The second is to develop your own software, which is a deeply risky approach; essentially because your core business is logistics, not software development.

The third is to buy software, either from a local provider or a large global vendor.

While the local provider might offer strong integration with domestic markets, it’s unlikely they will be able to offer a comprehensive solution. The technology is likely to be based on regional, rather than international business practices, and only cover part of the total cargo handling process. This leaves customers with the unenviable task of constantly passing data into and out of different software applications.

Eighty percent of the workload associated with traditional cargo processing involves shuffling data from one place to another, whether it’s in between customers, agents, customs, government bodies, or between internal processing systems.
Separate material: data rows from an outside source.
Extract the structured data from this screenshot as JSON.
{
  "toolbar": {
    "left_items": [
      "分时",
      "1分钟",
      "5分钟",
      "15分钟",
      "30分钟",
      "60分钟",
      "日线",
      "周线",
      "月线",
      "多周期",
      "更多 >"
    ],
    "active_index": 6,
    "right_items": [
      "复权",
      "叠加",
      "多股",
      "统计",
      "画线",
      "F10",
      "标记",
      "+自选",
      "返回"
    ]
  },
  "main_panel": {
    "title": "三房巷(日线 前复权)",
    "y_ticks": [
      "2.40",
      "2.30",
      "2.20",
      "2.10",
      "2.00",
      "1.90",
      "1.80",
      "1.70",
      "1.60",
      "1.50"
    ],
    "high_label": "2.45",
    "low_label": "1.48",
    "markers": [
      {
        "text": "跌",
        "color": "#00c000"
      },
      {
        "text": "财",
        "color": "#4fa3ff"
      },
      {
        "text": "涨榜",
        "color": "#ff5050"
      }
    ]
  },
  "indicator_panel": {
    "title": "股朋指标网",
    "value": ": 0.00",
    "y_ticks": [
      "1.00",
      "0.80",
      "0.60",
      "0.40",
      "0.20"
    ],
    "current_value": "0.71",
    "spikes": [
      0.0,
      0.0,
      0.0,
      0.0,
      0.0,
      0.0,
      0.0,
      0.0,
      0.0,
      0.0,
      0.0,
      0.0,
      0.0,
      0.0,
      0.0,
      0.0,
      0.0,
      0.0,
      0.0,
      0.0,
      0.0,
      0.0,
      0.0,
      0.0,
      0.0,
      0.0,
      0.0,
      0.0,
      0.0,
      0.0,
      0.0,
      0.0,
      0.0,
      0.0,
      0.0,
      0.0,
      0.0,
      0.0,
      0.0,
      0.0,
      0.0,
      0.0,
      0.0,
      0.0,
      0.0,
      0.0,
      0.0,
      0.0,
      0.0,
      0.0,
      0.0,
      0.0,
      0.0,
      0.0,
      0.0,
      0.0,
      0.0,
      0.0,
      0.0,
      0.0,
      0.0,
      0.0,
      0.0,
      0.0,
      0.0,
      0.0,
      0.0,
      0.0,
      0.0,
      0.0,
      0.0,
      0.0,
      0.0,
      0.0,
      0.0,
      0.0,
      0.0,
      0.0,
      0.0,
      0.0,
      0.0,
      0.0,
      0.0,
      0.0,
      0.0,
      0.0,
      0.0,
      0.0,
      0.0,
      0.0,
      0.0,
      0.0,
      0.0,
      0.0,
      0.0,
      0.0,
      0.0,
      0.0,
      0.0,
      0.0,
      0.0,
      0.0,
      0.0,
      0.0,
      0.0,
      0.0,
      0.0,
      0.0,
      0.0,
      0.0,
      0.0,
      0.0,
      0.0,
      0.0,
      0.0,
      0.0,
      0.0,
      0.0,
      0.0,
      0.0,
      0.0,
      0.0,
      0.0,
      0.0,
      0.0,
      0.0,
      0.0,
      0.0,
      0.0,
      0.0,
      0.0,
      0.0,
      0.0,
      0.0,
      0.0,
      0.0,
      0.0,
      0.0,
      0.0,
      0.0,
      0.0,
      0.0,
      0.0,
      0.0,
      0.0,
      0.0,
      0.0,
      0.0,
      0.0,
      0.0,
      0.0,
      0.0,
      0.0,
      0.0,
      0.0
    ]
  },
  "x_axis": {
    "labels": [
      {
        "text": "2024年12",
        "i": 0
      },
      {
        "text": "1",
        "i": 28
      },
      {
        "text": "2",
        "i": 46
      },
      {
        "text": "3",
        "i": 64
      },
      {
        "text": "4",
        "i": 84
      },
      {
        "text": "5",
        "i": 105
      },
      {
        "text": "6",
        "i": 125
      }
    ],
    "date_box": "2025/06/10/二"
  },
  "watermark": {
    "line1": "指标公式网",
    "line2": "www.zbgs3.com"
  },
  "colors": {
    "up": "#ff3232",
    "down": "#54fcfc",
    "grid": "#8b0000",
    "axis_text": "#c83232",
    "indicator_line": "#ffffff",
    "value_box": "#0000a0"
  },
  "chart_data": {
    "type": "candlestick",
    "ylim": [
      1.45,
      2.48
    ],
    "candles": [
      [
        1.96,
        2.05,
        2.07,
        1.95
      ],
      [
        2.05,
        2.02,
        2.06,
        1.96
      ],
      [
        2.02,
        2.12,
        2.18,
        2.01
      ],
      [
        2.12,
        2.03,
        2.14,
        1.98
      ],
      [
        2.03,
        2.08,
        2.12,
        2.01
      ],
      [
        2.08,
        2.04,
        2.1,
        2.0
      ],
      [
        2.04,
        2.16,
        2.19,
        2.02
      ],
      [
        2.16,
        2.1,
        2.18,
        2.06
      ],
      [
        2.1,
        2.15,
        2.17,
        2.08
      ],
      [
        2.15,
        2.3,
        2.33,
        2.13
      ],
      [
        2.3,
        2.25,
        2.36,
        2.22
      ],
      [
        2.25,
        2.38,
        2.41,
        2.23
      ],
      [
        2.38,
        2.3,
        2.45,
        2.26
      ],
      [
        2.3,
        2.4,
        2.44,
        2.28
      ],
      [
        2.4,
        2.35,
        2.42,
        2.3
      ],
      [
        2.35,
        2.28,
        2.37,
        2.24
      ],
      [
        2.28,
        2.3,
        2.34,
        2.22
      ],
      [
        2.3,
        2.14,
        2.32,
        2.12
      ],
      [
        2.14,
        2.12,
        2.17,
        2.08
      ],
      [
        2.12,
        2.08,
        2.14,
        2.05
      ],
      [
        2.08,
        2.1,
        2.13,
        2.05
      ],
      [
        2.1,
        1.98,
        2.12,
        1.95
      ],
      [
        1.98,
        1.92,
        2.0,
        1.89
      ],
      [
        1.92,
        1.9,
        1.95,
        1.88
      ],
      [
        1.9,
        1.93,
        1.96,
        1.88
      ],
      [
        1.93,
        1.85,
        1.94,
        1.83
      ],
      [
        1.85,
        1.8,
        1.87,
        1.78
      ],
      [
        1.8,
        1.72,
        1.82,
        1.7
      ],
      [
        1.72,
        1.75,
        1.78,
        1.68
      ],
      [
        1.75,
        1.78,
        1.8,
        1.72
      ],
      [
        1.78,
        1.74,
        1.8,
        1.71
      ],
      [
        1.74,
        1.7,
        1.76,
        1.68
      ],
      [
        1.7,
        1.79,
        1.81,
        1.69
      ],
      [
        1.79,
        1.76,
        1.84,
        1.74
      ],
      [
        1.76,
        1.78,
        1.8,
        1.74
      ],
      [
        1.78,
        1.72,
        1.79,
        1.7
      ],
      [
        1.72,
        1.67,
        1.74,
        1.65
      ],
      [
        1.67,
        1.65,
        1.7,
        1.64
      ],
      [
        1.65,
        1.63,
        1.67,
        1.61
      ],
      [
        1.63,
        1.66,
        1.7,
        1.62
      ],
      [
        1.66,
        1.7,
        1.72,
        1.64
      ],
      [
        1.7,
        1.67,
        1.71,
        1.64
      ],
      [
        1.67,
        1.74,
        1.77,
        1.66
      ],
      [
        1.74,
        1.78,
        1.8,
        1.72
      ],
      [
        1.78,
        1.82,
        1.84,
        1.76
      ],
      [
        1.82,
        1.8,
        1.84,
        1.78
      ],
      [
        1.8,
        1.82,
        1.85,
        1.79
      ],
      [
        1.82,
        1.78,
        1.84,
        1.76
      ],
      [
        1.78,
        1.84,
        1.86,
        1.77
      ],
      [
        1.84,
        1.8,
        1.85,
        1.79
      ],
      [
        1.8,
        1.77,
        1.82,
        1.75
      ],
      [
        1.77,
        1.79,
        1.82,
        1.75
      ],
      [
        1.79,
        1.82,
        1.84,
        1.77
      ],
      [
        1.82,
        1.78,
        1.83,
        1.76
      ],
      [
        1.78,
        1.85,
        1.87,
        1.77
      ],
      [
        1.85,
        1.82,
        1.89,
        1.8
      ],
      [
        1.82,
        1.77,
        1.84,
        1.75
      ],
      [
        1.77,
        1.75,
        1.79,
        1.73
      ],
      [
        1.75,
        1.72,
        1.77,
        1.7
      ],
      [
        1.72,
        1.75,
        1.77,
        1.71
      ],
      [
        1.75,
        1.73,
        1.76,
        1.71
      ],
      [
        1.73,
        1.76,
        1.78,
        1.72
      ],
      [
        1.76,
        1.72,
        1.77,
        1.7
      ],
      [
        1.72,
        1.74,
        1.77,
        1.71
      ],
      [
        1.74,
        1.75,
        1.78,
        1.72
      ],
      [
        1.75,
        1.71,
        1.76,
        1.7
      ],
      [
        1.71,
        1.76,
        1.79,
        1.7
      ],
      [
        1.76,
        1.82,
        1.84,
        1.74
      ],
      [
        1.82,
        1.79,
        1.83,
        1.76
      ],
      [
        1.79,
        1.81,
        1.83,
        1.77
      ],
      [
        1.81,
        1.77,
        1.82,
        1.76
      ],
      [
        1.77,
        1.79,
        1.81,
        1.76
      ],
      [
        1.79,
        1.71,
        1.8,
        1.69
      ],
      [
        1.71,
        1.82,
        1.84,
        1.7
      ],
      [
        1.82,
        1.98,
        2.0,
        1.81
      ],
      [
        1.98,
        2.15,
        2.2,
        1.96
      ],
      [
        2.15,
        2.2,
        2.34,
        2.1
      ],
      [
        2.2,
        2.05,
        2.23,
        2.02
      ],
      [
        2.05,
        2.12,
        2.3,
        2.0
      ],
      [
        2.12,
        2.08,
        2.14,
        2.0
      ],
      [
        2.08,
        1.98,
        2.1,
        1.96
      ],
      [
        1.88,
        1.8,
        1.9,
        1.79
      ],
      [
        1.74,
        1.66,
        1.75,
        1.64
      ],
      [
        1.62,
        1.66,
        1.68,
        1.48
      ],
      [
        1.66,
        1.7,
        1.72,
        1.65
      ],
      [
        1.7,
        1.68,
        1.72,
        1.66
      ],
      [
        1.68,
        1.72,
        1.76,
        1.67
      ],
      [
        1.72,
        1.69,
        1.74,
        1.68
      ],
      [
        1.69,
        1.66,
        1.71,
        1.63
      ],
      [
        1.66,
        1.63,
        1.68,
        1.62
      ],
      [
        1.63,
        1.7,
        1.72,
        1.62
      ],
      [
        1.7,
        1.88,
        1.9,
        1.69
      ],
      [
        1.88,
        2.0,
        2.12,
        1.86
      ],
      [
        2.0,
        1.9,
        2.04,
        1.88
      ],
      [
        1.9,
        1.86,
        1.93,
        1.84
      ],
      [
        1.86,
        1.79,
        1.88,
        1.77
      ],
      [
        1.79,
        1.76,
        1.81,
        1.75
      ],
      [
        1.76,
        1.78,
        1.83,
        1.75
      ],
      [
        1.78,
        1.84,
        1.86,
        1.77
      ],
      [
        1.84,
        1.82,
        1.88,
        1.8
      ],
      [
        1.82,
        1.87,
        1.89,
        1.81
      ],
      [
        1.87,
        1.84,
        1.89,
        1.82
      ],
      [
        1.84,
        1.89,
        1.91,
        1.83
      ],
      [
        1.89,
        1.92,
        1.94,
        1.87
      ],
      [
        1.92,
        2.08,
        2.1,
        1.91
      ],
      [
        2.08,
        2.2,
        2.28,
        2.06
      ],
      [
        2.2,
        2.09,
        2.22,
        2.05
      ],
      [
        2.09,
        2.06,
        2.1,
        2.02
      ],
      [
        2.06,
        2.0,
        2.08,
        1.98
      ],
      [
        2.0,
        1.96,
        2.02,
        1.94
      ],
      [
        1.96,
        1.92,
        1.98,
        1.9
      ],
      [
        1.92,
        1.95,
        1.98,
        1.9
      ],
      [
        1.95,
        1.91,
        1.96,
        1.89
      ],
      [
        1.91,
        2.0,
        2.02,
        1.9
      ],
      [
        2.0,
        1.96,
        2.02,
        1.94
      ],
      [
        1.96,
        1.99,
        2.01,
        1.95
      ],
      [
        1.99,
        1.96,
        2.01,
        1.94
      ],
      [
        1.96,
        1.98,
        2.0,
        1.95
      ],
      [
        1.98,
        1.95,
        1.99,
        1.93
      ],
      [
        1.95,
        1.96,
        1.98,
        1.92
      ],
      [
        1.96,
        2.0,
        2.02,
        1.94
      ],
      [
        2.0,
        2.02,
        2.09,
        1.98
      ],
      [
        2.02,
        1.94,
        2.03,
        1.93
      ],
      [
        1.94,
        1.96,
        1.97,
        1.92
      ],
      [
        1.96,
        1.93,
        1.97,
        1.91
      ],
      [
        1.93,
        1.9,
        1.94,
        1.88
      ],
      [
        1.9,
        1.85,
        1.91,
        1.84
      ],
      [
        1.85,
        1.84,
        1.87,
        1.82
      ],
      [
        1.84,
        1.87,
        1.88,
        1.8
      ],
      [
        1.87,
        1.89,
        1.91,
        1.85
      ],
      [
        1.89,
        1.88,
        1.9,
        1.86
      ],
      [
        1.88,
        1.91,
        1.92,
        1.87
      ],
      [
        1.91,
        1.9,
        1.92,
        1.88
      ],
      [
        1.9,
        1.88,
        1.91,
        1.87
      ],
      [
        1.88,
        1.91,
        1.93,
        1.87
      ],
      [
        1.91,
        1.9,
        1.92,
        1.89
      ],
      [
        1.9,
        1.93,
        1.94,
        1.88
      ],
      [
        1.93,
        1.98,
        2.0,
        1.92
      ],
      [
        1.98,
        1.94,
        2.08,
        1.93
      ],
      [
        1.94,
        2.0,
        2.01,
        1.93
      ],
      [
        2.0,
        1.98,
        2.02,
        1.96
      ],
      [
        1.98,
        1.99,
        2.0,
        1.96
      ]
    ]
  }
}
A global vendor with software which operates off a single database can offer significant savings on the cost of labor though automated processes and can also facilitate the global expansion of its customer base because the international linkages are already built into the package.

In fact, a globally competitive software system will allow you to win more business because you’re adopting global best practice and providing new international partners with the level of service they expect and quite probably already use.

Succeeding in times of growth means looking for creative ways to become more productive, at precisely the time you can least afford to do it. So if you’re going to invest in new systems, make sure you select systems that will pay for themselves as well as winning you new business at the same time.

   Vlad Bilanovsky is Vice President Partner Management for CargoWise®